**What is required**
Go through the entries below. Copy out every line that contains "JSON".

**Input records**
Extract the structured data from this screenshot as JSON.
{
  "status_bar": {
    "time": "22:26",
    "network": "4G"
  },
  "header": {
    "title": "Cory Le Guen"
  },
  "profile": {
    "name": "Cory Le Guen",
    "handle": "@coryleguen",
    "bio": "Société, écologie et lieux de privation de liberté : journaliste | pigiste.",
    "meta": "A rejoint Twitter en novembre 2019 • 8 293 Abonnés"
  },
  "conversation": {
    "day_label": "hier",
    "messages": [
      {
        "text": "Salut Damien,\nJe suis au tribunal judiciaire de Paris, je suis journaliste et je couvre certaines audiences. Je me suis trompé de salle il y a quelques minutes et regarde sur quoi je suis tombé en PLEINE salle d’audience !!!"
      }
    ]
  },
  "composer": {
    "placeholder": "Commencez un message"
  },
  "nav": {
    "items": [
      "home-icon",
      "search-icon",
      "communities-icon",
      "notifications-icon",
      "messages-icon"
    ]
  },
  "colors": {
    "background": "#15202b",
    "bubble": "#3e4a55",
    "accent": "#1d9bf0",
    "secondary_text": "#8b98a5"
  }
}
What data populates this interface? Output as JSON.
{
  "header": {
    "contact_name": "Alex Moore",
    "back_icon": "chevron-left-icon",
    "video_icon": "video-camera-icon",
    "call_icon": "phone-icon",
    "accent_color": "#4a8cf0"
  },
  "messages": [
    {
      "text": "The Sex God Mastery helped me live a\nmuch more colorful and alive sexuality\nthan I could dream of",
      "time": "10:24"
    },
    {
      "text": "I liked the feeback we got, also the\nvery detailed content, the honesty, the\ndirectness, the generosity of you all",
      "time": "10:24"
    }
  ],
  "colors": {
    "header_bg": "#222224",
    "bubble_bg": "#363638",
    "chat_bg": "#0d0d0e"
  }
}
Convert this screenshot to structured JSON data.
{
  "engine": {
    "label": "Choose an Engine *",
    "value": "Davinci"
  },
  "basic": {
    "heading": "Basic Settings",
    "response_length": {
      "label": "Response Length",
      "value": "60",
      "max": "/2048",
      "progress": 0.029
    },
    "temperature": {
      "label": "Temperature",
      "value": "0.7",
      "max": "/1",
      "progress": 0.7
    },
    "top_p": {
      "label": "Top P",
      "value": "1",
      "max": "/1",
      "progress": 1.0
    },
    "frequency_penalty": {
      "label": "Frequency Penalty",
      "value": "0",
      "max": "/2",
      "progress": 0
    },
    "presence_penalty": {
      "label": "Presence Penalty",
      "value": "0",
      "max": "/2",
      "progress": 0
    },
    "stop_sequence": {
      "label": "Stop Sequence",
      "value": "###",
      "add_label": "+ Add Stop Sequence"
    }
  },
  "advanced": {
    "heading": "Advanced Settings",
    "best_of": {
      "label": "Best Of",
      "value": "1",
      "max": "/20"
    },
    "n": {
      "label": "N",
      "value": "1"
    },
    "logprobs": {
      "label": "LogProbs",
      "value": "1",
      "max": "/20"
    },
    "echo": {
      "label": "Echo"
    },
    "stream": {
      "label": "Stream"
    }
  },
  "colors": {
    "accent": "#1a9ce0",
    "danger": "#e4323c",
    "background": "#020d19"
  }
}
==
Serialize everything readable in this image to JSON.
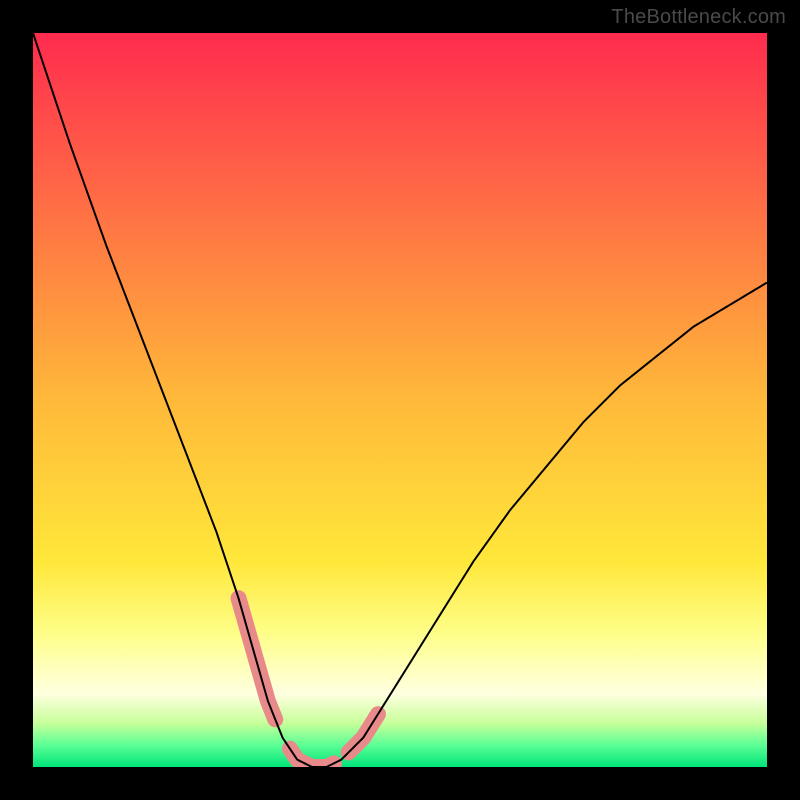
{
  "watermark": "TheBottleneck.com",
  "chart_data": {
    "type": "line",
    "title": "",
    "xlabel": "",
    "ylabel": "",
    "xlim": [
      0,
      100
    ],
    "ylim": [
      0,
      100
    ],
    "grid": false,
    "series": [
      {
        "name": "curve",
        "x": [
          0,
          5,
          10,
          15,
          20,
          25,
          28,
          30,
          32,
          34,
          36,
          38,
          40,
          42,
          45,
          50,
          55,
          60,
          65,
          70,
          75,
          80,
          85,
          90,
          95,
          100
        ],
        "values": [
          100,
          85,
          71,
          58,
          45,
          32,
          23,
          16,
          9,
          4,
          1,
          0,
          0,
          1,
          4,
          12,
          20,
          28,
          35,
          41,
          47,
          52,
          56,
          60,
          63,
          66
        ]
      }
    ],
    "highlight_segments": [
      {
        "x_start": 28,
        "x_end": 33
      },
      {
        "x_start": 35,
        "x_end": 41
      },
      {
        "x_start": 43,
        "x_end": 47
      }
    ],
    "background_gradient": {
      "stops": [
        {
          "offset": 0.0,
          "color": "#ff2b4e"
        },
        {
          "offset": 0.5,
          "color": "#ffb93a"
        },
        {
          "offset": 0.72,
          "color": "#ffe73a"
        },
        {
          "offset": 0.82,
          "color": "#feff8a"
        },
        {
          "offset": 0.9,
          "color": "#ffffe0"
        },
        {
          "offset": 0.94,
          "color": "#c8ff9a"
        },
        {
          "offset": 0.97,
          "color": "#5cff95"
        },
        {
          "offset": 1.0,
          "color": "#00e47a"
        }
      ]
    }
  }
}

**Response area**
Extract the structured data from this screenshot as JSON.
What data populates this interface? Output as JSON.
Convert this screenshot to structured JSON data.
Serialize everything readable in this image to JSON.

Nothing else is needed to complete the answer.